“Perhaps I am Mr Rhodes. It would seem a rather weak threat, more like good business sense, no? An allusion to the dog and the hand that feeds is all I am making. A threat wouldn’t even encompass the various vaccines and provisions that the dog enjoys, the rights of the owner to muzzle the mutt before it attacks wildly. A threat might even allude to the lifespan of the dog in relation to the owner, how easily it is remembered, replaced and forgotten. No, I believe the real threat to every dog is the sacrifice of his manhood. Are you a family man, Mr Rhodes?”
“I- I don’t see what that has to do with anything.”
“I think you do, Mr Rhodes.”
The terminal manager stood rigid in his place, unsure of what to expect or what was expected. Sam shooed him away, giving him a mock smile of encouragement as he did. Rhodes looked like a child as his eyes darted down and towards his flanks hoping for some magic force to lift him from his vacuum. He eventually turned and walked, deflated down the pews and towards the exit.
“Oh and Mr Rhodes, before you start believing yourself to be the family pet of choice I would like to inform you that you are a barely a goldfish in an aquarium of passing intrigue. It would suit you best to align your memory as such.” Fucking twat, Sam finished. To his credit the man did not heed Sam’s final jibes, walking unflinchingly out the door. Sam shook his head with a wry smile, commenting to his co-commissioners, “If he ever does grow a pair we might have to cut them off after all.”
The other men chuckled obligingly, pathetically. They had about as much worth as Rhodes, probably less. At least Rhodes filled his intelligence void with a moral code. Sam stood, “Finish it up without me, I have a meeting to attend. Somebody write up a report, a big one, and send it to me. This is the last commission.”
He left the large conference room, glad to be rid of the ordeal. The whole commission was a sham. The first one was televised.

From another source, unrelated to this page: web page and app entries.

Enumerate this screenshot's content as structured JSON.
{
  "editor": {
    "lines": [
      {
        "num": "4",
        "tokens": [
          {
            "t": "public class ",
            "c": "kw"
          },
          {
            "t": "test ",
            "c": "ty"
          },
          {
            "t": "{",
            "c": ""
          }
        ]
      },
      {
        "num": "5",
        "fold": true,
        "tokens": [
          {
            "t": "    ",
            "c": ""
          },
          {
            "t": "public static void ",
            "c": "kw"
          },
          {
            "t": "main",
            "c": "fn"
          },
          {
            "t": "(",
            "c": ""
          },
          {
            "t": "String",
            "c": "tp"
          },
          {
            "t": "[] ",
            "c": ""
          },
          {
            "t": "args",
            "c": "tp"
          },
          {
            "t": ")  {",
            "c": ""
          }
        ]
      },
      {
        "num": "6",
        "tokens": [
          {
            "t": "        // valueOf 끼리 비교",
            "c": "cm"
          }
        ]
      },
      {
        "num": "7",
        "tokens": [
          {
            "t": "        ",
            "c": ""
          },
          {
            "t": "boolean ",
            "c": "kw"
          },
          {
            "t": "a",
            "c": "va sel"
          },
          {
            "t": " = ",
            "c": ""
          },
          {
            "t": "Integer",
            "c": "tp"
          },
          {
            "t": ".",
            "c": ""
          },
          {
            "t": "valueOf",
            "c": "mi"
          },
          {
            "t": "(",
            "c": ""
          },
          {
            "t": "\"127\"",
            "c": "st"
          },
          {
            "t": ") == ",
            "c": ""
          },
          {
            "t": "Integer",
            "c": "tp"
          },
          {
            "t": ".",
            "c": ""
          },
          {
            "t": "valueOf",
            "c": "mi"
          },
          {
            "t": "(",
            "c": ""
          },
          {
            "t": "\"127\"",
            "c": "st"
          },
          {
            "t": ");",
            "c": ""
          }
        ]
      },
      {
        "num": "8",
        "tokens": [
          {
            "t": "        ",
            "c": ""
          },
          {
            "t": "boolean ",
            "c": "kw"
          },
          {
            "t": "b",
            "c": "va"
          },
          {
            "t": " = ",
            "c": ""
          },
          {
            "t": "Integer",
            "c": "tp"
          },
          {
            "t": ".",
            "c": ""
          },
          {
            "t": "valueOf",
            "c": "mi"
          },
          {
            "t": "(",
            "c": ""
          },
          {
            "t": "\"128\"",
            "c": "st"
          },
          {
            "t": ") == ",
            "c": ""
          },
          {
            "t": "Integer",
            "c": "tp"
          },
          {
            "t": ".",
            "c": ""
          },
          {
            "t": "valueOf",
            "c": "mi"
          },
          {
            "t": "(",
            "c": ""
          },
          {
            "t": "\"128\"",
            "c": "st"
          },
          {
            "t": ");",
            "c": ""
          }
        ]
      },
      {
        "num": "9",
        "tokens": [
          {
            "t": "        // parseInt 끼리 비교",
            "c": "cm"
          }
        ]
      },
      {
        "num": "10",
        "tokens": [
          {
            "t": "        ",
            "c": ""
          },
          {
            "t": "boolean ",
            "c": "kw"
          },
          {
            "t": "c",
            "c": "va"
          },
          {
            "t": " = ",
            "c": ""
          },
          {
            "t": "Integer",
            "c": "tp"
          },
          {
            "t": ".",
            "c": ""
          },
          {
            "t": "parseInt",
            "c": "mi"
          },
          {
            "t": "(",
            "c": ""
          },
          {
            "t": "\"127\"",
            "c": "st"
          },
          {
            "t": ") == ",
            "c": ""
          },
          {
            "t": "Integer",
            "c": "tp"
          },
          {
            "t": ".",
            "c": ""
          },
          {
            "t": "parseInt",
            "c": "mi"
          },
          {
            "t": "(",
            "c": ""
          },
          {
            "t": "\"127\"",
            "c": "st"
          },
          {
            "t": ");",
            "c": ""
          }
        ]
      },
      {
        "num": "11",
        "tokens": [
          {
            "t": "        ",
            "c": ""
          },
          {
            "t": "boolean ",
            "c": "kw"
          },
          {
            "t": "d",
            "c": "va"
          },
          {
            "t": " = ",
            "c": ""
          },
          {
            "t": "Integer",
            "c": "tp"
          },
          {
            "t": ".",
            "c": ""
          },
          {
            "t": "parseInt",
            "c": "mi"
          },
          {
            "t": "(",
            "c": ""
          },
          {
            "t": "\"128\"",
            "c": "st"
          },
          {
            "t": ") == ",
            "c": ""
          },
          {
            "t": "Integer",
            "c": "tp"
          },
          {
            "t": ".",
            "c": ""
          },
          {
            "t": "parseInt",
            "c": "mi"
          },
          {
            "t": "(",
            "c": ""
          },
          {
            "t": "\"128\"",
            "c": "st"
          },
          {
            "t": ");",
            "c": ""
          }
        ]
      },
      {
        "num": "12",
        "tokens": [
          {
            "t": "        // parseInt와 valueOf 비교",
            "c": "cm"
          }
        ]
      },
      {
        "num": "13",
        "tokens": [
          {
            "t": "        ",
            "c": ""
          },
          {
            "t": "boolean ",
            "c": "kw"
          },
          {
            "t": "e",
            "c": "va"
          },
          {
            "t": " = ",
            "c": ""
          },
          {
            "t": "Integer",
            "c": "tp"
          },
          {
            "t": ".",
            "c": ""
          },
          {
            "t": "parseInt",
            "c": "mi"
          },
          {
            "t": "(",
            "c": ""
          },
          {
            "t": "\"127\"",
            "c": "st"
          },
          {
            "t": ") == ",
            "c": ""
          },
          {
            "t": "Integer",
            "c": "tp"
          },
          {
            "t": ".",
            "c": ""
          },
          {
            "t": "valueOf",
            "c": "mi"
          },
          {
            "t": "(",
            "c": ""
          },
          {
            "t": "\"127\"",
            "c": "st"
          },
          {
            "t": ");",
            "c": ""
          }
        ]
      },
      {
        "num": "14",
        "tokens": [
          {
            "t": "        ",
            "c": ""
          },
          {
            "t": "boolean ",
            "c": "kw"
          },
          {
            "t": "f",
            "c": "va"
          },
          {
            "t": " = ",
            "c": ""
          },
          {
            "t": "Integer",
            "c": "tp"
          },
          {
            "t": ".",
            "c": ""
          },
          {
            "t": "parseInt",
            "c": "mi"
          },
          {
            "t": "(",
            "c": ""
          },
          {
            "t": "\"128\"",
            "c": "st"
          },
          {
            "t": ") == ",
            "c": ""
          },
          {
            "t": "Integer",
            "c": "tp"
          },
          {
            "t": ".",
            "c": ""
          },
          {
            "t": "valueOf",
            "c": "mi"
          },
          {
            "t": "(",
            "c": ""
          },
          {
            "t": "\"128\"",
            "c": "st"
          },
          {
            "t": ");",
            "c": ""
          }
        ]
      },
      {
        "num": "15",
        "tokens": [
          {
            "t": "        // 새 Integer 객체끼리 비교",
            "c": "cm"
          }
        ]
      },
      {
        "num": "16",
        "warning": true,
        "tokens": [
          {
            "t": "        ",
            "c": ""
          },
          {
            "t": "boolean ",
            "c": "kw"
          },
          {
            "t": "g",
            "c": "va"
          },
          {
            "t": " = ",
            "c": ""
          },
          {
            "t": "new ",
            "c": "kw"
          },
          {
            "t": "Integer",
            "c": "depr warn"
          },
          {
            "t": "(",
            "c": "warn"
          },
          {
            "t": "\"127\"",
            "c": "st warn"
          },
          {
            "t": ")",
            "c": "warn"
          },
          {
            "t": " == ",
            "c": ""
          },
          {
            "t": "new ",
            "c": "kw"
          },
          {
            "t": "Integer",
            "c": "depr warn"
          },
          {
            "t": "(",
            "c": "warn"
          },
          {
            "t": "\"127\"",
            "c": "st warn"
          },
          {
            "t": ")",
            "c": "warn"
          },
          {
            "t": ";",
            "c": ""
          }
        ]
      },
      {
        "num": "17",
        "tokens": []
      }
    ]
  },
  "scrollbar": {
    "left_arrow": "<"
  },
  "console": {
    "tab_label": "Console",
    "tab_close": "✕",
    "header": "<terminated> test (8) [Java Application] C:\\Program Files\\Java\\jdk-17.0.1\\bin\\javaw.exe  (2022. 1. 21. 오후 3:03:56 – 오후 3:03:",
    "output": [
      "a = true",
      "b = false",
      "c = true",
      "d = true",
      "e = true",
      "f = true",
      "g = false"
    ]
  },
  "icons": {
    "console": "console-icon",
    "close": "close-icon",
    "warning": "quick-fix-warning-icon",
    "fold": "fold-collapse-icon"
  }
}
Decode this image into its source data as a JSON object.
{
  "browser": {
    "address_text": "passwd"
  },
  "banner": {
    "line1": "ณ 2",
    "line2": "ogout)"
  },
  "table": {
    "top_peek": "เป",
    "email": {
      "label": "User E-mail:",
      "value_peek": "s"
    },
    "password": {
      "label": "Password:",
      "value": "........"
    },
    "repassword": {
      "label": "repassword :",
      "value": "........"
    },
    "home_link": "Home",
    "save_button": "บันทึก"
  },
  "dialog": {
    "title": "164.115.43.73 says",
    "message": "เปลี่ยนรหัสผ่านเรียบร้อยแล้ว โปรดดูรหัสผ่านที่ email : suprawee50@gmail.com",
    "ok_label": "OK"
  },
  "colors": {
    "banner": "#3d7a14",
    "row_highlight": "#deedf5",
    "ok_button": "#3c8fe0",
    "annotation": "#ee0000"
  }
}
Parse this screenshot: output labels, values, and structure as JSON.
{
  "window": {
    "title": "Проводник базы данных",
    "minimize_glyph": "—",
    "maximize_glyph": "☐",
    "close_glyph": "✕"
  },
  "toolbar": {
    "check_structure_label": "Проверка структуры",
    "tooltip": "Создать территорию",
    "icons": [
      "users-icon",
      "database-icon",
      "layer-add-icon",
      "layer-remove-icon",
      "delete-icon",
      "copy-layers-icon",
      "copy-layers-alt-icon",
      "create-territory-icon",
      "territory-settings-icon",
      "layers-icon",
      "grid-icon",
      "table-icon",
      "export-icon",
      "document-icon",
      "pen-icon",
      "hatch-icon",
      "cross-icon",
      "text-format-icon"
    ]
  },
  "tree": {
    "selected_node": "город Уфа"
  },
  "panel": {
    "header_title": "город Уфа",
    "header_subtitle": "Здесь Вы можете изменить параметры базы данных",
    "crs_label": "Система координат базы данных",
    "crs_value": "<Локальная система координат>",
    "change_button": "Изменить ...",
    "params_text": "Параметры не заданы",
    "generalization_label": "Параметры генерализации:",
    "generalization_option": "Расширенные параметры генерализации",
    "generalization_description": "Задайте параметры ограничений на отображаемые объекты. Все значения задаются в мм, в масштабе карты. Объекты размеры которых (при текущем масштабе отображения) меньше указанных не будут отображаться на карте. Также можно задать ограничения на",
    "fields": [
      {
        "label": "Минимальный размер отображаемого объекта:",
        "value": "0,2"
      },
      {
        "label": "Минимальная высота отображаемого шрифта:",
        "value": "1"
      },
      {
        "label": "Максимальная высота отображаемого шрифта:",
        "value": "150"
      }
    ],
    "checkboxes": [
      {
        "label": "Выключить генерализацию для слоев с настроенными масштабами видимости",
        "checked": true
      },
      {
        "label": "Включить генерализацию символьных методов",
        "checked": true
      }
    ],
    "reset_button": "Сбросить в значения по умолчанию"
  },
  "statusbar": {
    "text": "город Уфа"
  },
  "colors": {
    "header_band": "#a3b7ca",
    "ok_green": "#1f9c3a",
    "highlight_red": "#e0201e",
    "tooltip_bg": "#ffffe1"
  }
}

Sam had arranged for Brian Smithwaite to deliver the most boring, monotonous pile of Public Broadcast garbage that the subsequent meets were not rendered feasible for television. From there the minutes, the commissioners and the news reporters assigned to document the proceeding were all in the pocket. Rhodes was the only hurdle, the rest was show.
Citadel Inc. Business as usual.